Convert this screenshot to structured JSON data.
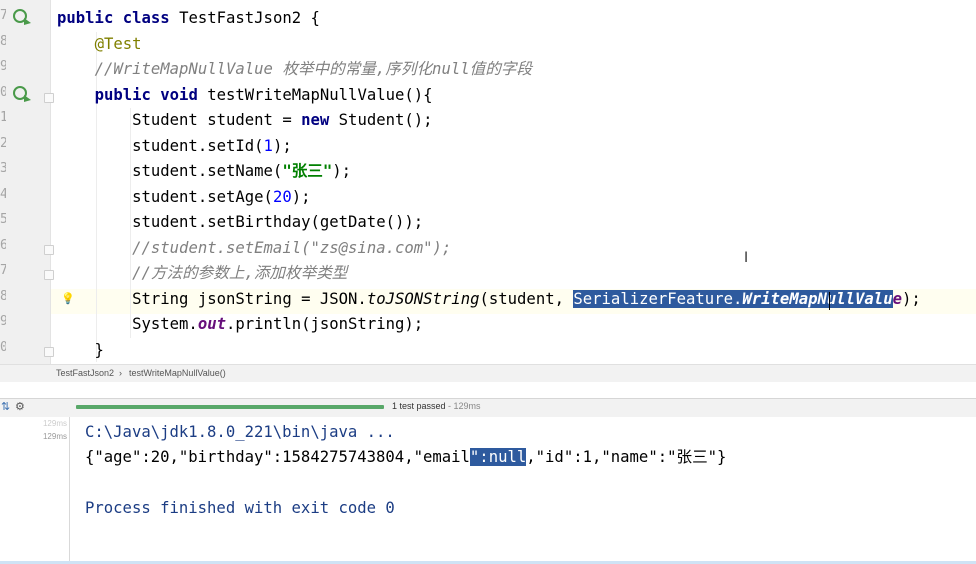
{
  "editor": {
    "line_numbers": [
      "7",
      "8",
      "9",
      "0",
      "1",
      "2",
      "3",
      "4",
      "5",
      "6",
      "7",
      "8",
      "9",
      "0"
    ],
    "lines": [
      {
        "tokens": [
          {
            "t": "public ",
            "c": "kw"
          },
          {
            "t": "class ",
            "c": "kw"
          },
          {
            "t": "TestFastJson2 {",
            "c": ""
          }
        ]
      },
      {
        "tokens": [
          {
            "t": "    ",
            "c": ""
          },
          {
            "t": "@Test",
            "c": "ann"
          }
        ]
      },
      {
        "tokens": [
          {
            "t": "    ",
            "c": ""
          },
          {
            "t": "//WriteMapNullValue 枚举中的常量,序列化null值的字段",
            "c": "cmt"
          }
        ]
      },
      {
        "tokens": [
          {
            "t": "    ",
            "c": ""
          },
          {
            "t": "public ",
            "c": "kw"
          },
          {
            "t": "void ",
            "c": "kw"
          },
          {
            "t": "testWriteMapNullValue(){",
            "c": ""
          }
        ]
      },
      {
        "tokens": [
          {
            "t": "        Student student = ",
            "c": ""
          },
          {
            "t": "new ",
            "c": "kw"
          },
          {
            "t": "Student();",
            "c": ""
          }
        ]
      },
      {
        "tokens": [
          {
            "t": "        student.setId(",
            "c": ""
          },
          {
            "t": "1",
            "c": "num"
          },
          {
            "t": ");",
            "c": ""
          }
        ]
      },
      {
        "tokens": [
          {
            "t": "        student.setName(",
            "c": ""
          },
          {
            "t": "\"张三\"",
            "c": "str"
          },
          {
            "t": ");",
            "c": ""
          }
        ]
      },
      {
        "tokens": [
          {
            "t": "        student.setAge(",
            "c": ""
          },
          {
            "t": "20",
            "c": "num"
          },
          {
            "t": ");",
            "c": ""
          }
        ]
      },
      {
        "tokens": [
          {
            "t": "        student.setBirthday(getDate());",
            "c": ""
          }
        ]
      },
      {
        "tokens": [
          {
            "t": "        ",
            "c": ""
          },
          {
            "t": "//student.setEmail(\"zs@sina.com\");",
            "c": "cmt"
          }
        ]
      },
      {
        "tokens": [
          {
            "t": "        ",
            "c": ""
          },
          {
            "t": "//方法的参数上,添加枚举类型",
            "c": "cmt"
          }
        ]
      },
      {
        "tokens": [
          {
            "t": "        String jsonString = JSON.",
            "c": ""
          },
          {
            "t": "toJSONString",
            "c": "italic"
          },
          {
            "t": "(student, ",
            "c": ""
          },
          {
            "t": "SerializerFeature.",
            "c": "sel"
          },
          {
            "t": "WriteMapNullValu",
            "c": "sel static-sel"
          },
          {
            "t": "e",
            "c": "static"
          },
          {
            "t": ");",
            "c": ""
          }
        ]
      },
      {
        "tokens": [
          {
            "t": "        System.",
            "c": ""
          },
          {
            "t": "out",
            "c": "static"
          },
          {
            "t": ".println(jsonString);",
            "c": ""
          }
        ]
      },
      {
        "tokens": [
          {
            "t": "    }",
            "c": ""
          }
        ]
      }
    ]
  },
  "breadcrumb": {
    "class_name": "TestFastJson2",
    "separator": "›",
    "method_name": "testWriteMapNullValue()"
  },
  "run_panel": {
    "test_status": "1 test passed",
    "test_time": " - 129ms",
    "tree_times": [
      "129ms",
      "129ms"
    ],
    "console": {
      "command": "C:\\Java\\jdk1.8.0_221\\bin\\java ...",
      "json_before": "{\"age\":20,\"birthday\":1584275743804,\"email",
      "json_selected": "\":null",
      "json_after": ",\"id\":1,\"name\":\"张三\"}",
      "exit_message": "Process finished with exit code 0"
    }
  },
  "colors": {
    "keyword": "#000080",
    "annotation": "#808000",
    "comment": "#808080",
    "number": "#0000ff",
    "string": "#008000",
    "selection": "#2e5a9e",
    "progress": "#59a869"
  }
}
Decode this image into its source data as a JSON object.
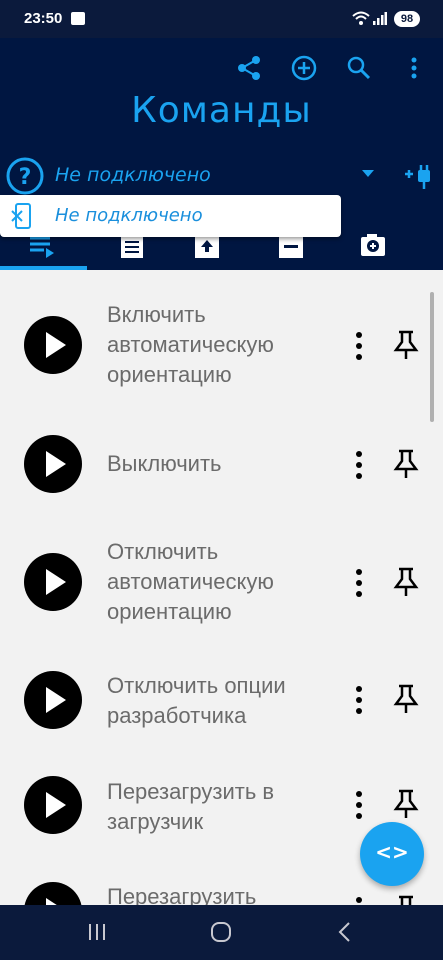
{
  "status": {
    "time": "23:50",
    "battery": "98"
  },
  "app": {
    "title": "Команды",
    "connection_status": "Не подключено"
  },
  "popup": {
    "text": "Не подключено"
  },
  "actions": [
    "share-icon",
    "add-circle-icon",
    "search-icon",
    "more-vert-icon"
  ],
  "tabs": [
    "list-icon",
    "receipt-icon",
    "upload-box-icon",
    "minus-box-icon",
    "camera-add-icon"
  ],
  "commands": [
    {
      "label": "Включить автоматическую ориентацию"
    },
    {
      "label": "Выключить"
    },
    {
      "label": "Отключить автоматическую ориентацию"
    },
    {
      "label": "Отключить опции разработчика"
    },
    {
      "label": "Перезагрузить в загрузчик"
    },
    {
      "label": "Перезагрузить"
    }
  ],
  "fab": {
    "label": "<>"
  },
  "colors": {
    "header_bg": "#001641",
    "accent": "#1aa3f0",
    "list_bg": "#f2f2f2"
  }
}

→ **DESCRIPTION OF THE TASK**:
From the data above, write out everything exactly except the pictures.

→ **OUTPUT OF THE EXERCISE**:
Convert this screenshot to structured JSON data.
{
  "editor": {
    "line_numbers": [
      "7",
      "8",
      "9",
      "0",
      "1",
      "2",
      "3",
      "4",
      "5",
      "6",
      "7",
      "8",
      "9",
      "0"
    ],
    "lines": [
      {
        "tokens": [
          {
            "t": "public ",
            "c": "kw"
          },
          {
            "t": "class ",
            "c": "kw"
          },
          {
            "t": "TestFastJson2 {",
            "c": ""
          }
        ]
      },
      {
        "tokens": [
          {
            "t": "    ",
            "c": ""
          },
          {
            "t": "@Test",
            "c": "ann"
          }
        ]
      },
      {
        "tokens": [
          {
            "t": "    ",
            "c": ""
          },
          {
            "t": "//WriteMapNullValue 枚举中的常量,序列化null值的字段",
            "c": "cmt"
          }
        ]
      },
      {
        "tokens": [
          {
            "t": "    ",
            "c": ""
          },
          {
            "t": "public ",
            "c": "kw"
          },
          {
            "t": "void ",
            "c": "kw"
          },
          {
            "t": "testWriteMapNullValue(){",
            "c": ""
          }
        ]
      },
      {
        "tokens": [
          {
            "t": "        Student student = ",
            "c": ""
          },
          {
            "t": "new ",
            "c": "kw"
          },
          {
            "t": "Student();",
            "c": ""
          }
        ]
      },
      {
        "tokens": [
          {
            "t": "        student.setId(",
            "c": ""
          },
          {
            "t": "1",
            "c": "num"
          },
          {
            "t": ");",
            "c": ""
          }
        ]
      },
      {
        "tokens": [
          {
            "t": "        student.setName(",
            "c": ""
          },
          {
            "t": "\"张三\"",
            "c": "str"
          },
          {
            "t": ");",
            "c": ""
          }
        ]
      },
      {
        "tokens": [
          {
            "t": "        student.setAge(",
            "c": ""
          },
          {
            "t": "20",
            "c": "num"
          },
          {
            "t": ");",
            "c": ""
          }
        ]
      },
      {
        "tokens": [
          {
            "t": "        student.setBirthday(getDate());",
            "c": ""
          }
        ]
      },
      {
        "tokens": [
          {
            "t": "        ",
            "c": ""
          },
          {
            "t": "//student.setEmail(\"zs@sina.com\");",
            "c": "cmt"
          }
        ]
      },
      {
        "tokens": [
          {
            "t": "        ",
            "c": ""
          },
          {
            "t": "//方法的参数上,添加枚举类型",
            "c": "cmt"
          }
        ]
      },
      {
        "tokens": [
          {
            "t": "        String jsonString = JSON.",
            "c": ""
          },
          {
            "t": "toJSONString",
            "c": "italic"
          },
          {
            "t": "(student, ",
            "c": ""
          },
          {
            "t": "SerializerFeature.",
            "c": "sel"
          },
          {
            "t": "WriteMapNullValu",
            "c": "sel static-sel"
          },
          {
            "t": "e",
            "c": "static"
          },
          {
            "t": ");",
            "c": ""
          }
        ]
      },
      {
        "tokens": [
          {
            "t": "        System.",
            "c": ""
          },
          {
            "t": "out",
            "c": "static"
          },
          {
            "t": ".println(jsonString);",
            "c": ""
          }
        ]
      },
      {
        "tokens": [
          {
            "t": "    }",
            "c": ""
          }
        ]
      }
    ]
  },
  "breadcrumb": {
    "class_name": "TestFastJson2",
    "separator": "›",
    "method_name": "testWriteMapNullValue()"
  },
  "run_panel": {
    "test_status": "1 test passed",
    "test_time": " - 129ms",
    "tree_times": [
      "129ms",
      "129ms"
    ],
    "console": {
      "command": "C:\\Java\\jdk1.8.0_221\\bin\\java ...",
      "json_before": "{\"age\":20,\"birthday\":1584275743804,\"email",
      "json_selected": "\":null",
      "json_after": ",\"id\":1,\"name\":\"张三\"}",
      "exit_message": "Process finished with exit code 0"
    }
  },
  "colors": {
    "keyword": "#000080",
    "annotation": "#808000",
    "comment": "#808080",
    "number": "#0000ff",
    "string": "#008000",
    "selection": "#2e5a9e",
    "progress": "#59a869"
  }
}
Decode this image into its source data as a JSON object.
{
  "status": {
    "time": "23:50",
    "battery": "98"
  },
  "app": {
    "title": "Команды",
    "connection_status": "Не подключено"
  },
  "popup": {
    "text": "Не подключено"
  },
  "actions": [
    "share-icon",
    "add-circle-icon",
    "search-icon",
    "more-vert-icon"
  ],
  "tabs": [
    "list-icon",
    "receipt-icon",
    "upload-box-icon",
    "minus-box-icon",
    "camera-add-icon"
  ],
  "commands": [
    {
      "label": "Включить автоматическую ориентацию"
    },
    {
      "label": "Выключить"
    },
    {
      "label": "Отключить автоматическую ориентацию"
    },
    {
      "label": "Отключить опции разработчика"
    },
    {
      "label": "Перезагрузить в загрузчик"
    },
    {
      "label": "Перезагрузить"
    }
  ],
  "fab": {
    "label": "<>"
  },
  "colors": {
    "header_bg": "#001641",
    "accent": "#1aa3f0",
    "list_bg": "#f2f2f2"
  }
}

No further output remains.